Cerebrum, Mind-wandering, Bertrand Russell, Human brain, Prefrontal cortex,

Your Happy Brain and The Magnetism of Autopilot

“All that is gold does not glitter; not all those who wander are lost.” —J. R. R. TOLKIEN, THE FELLOWSHIP OF THE RING Time Traveling Homeward You are driving home one night after work, later than typical, with a lot on your mind lingering from a busy day. Most of your thirty-minute drive is on the highway, and as you get on the road, you are pleased to see that traffic is lighter than usual. The tape of the day’s tensions and demands replays in your mind. You think back to an especially awkward interaction you had with a coworker who seemed to be accusing you of sabotaging one of his projects. At least, his words struck you that way in the moment. You weren’t sure how to respond, so you went with your gut and reacted defensively. With a few hours of reflection, though, you can’t help but wonder if perhaps you overreacted. You…

Car dealership, Sales, Business development, Sales management, Game theory, Decision support system, Decision theory, Time,

Why a Happy Brain Discounts the Future

“I never think of the future—it comes soon enough.” —UNKNOWN Your supervisor calls you one morning and tells you that she is heading up a new initiative. She describes in fine detail what this initiative entails, why the company is allocating a budget for it, and each of the expected outcomes. Eventually, she comes around to the question you thought might be lurking from the second you answered the call: Would you be willing to take a major role in the new effort? The problem is that your docket of projects is already teetering on unmanageable, and that situation won’t be changing anytime soon. You explain this to your supervisor, who tells you that she understands—but, she adds, what she’ll need you to begin doing on the new initiative won’t kick off for at least six months. It is your choice, she emphasizes, and if you decide not to participate, it…

Celestine Prophecy, Coincidence, New Age, Carl Gustav Jung, Human brain,

Brain Seductive Patterns

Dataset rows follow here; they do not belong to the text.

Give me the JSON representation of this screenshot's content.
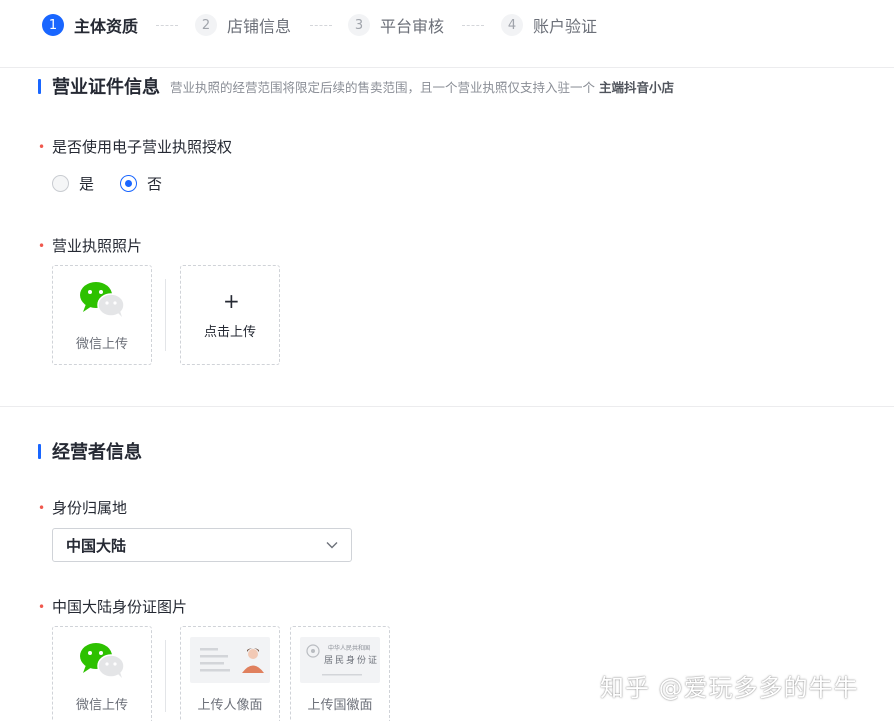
{
  "steps": [
    {
      "num": "1",
      "label": "主体资质",
      "active": true
    },
    {
      "num": "2",
      "label": "店铺信息",
      "active": false
    },
    {
      "num": "3",
      "label": "平台审核",
      "active": false
    },
    {
      "num": "4",
      "label": "账户验证",
      "active": false
    }
  ],
  "section_license": {
    "title": "营业证件信息",
    "note": "营业执照的经营范围将限定后续的售卖范围，且一个营业执照仅支持入驻一个",
    "note_strong": "主端抖音小店"
  },
  "e_license_field": {
    "label": "是否使用电子营业执照授权",
    "options": [
      "是",
      "否"
    ],
    "selected": "否"
  },
  "license_photo": {
    "label": "营业执照照片",
    "wechat_upload": "微信上传",
    "click_upload": "点击上传",
    "plus": "+"
  },
  "section_operator": {
    "title": "经营者信息"
  },
  "id_region": {
    "label": "身份归属地",
    "value": "中国大陆"
  },
  "id_photo": {
    "label": "中国大陆身份证图片",
    "wechat_upload": "微信上传",
    "portrait_upload": "上传人像面",
    "emblem_upload": "上传国徽面",
    "card_line1": "中华人民共和国",
    "card_line2": "居民身份证"
  },
  "watermark": "知乎 @爱玩多多的牛牛",
  "colors": {
    "accent": "#1966ff",
    "required": "#f0584d",
    "wechat": "#2dc100"
  }
}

“There are as many pillows of illusion as flakes in a snowstorm.” —RALPH WALDO EMERSON, CONDUCT OF LIFE Who’s Telling Me What? Let’s try a little thought experiment. First, imagine that you are walking through an airport. As you stroll, you encounter a series of variables that occur randomly, but could easily be interpreted as uncannily coincidental. For instance, the same number (let’s say 429) appears in four different places in the span of about forty-five minutes: the price of a magazine; the time on your watch when you happen to glance at it; a number imprinted on the back of someone’s T-shirt; and the cost of a frozen yogurt. The stroll, and these weird, rapidly occurring coincidences, is leading up to boarding an airplane. As it happens, the number of your flight fits eerily into the trail of coincidences: It’s Flight 1429. You are faced with whether to read meaning into these coincidences or…